Subject: Re: slew rate quandary
X-Mailer: AOL 3.0 16-bit for Windows sub 38*

In a message dated 00-06-13 19:30:16 EDT, you write:

<< thanks. am digesting. >>

Let me know what doesn’t make sense or is unclear. That’s one of those topics that is easy to oversimplify and overcomplicate at the same time.

Incidentally, note that by current starving a capacitive circuit, you end up with a “design issue”. The electrical “dual” to this issue is “voltage starving” an inductive circuit … but no one brings that one up! [ Remember, E = L di/dt and it's integral twin ]

<<>Reasonable rule of thumb. Not trying to be condesending, but do you

>understand *why* that rule works?

none taken… well, no, i don’t know WHY that rule works. you’ll end up with 5 times as much headroom–or the ability to pass a signal 5 times louder, or 5 times higher in pitch. beats me why 5 though. why not 7, for good measure? you’ll be able to charge more >>

That’s almost lost to urban legend status. You exactly hit the nail on the head. It IS headroom. As Ivan pointed out, up to *exactly* the slew rate limiting point, there is *no* slew limiting; that is, the phenomenon either exists or it doesn’t. There’s no such thing as “partial” degradation due to “almost” slew limiting. Well, with *normal* program material in Hi-Fi kinds of applications, the peak to average ratio turns out to be more-or-less 14 dB (5x). Thus, to avoid slew limiting *peaks*, a 5x headroom fudge factor is usually sufficient. ‘Tis a “soft” number, though, so it is interpreted differently by lots of people. E.g., does that mean 100kHz ought to be slew limited point (5x 20kHz) -or- 5x voltage at 5x 20kHz (250kHz) ought to be the limit point etc? Or conversely, since you don’t want to -clip-, the average signal presented to the amp ought to to be 14dB below the amp rating, and thus it’s OK if you avoid slew limit conditions only as high a frequency as you expect to pass (20 or 30kHz). I’ve seen *reasonable* people interpret it all three ways (and a few additional variants).

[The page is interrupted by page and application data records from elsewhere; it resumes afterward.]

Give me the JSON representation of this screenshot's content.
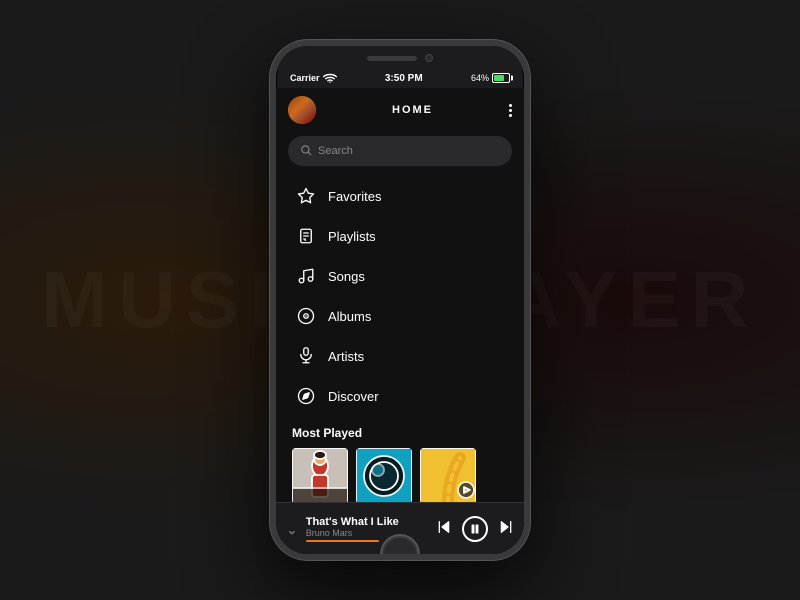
{
  "status_bar": {
    "carrier": "Carrier",
    "time": "3:50 PM",
    "battery_percent": "64%"
  },
  "header": {
    "title": "HOME"
  },
  "search": {
    "placeholder": "Search"
  },
  "nav": {
    "items": [
      {
        "id": "favorites",
        "label": "Favorites",
        "icon": "star"
      },
      {
        "id": "playlists",
        "label": "Playlists",
        "icon": "playlist"
      },
      {
        "id": "songs",
        "label": "Songs",
        "icon": "music-note"
      },
      {
        "id": "albums",
        "label": "Albums",
        "icon": "vinyl"
      },
      {
        "id": "artists",
        "label": "Artists",
        "icon": "mic"
      },
      {
        "id": "discover",
        "label": "Discover",
        "icon": "compass"
      }
    ]
  },
  "most_played": {
    "section_title": "Most Played",
    "albums": [
      {
        "id": 1,
        "bg": "#c8c8c0"
      },
      {
        "id": 2,
        "bg": "#1a9ab0"
      },
      {
        "id": 3,
        "bg": "#f0c030"
      }
    ]
  },
  "now_playing": {
    "title": "That's What I Like",
    "artist": "Bruno Mars"
  }
}
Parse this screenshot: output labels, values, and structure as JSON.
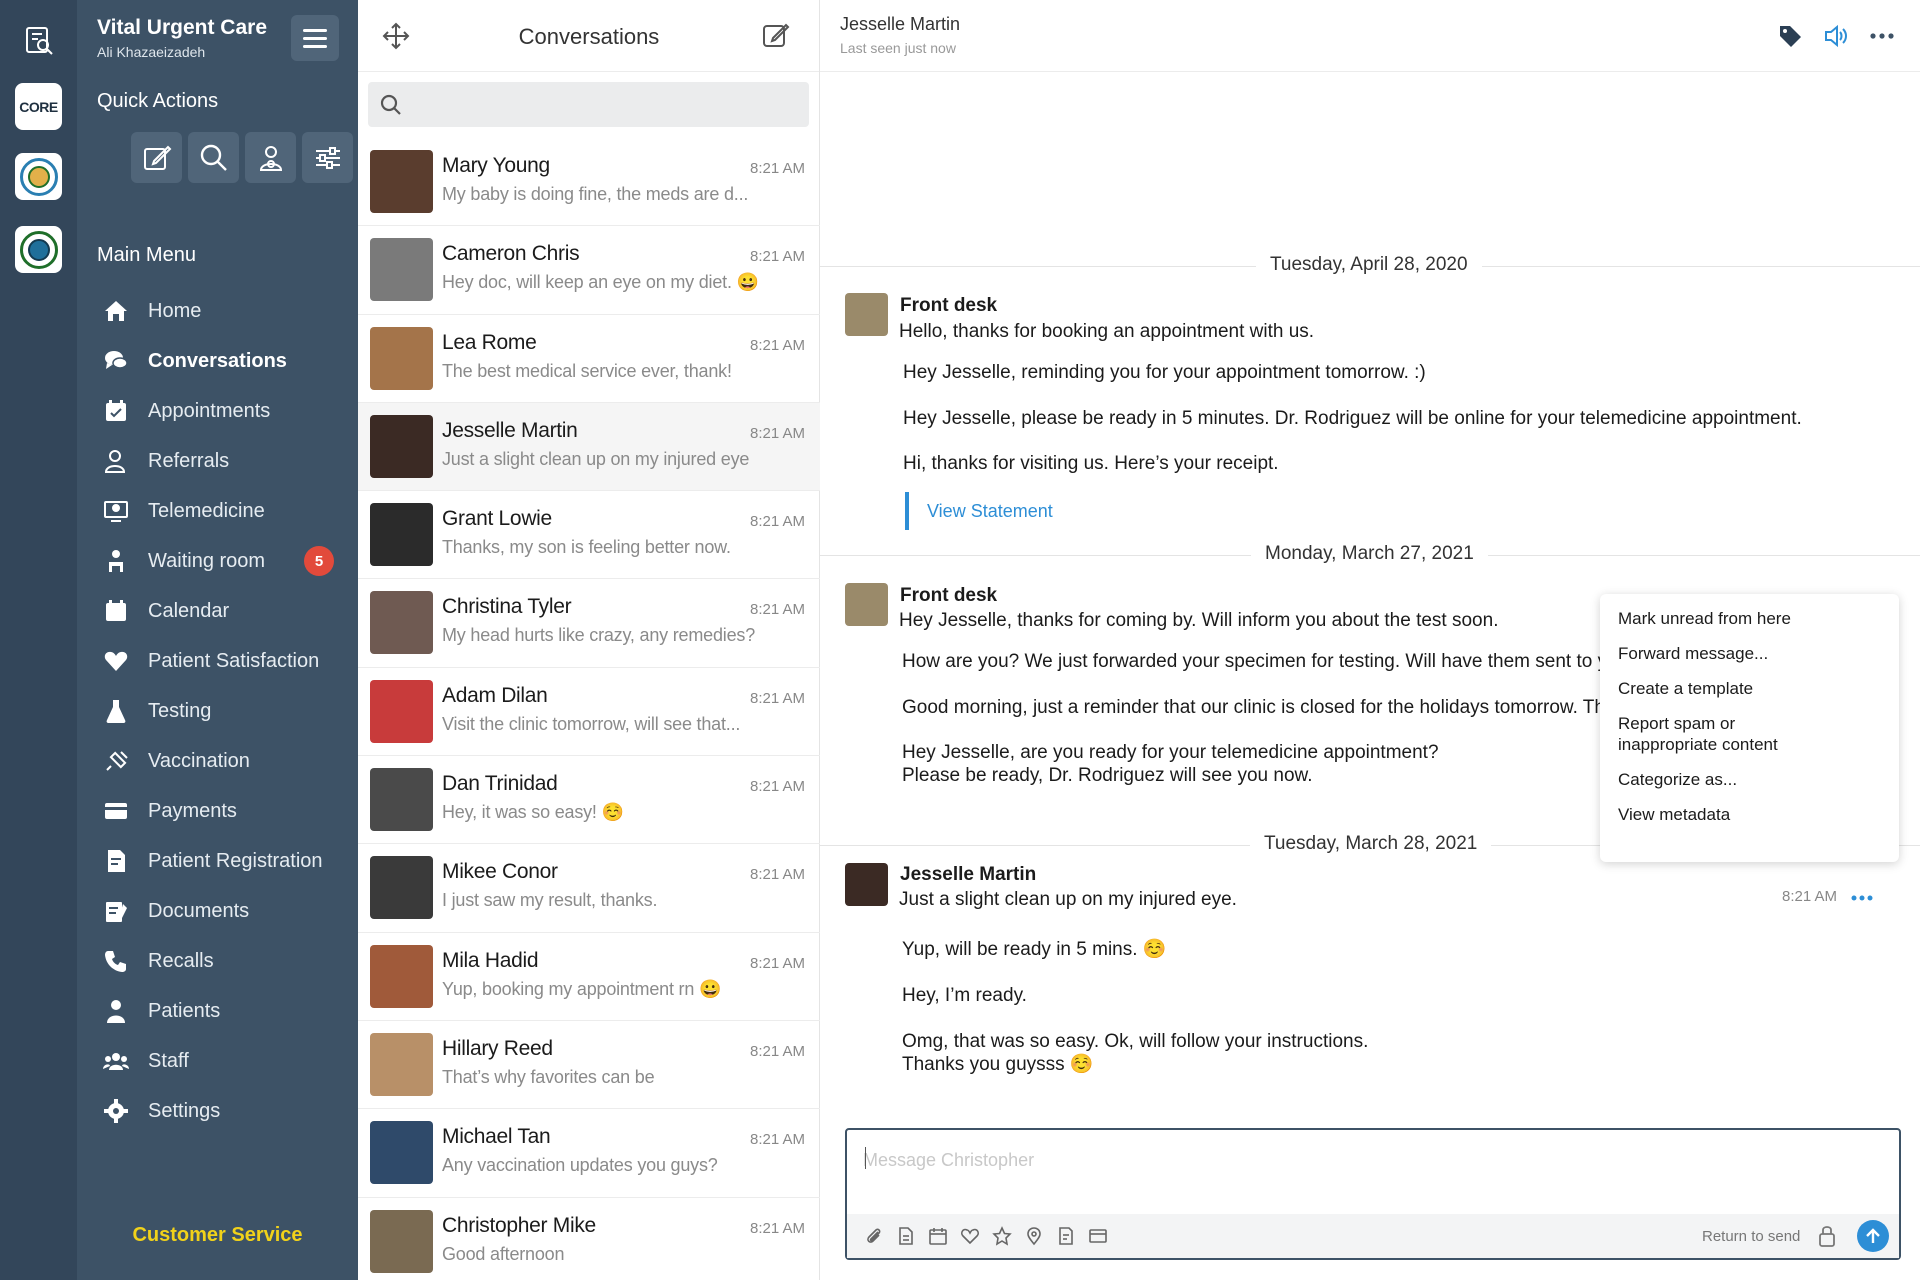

7x or 10x are even better, of course, but usually overkill, and thus, in some sense, less “optimum” of a solution.

Again, let me know what seems obscure, and I’ll try to clarify it a bit more.

Best Regards,

Steve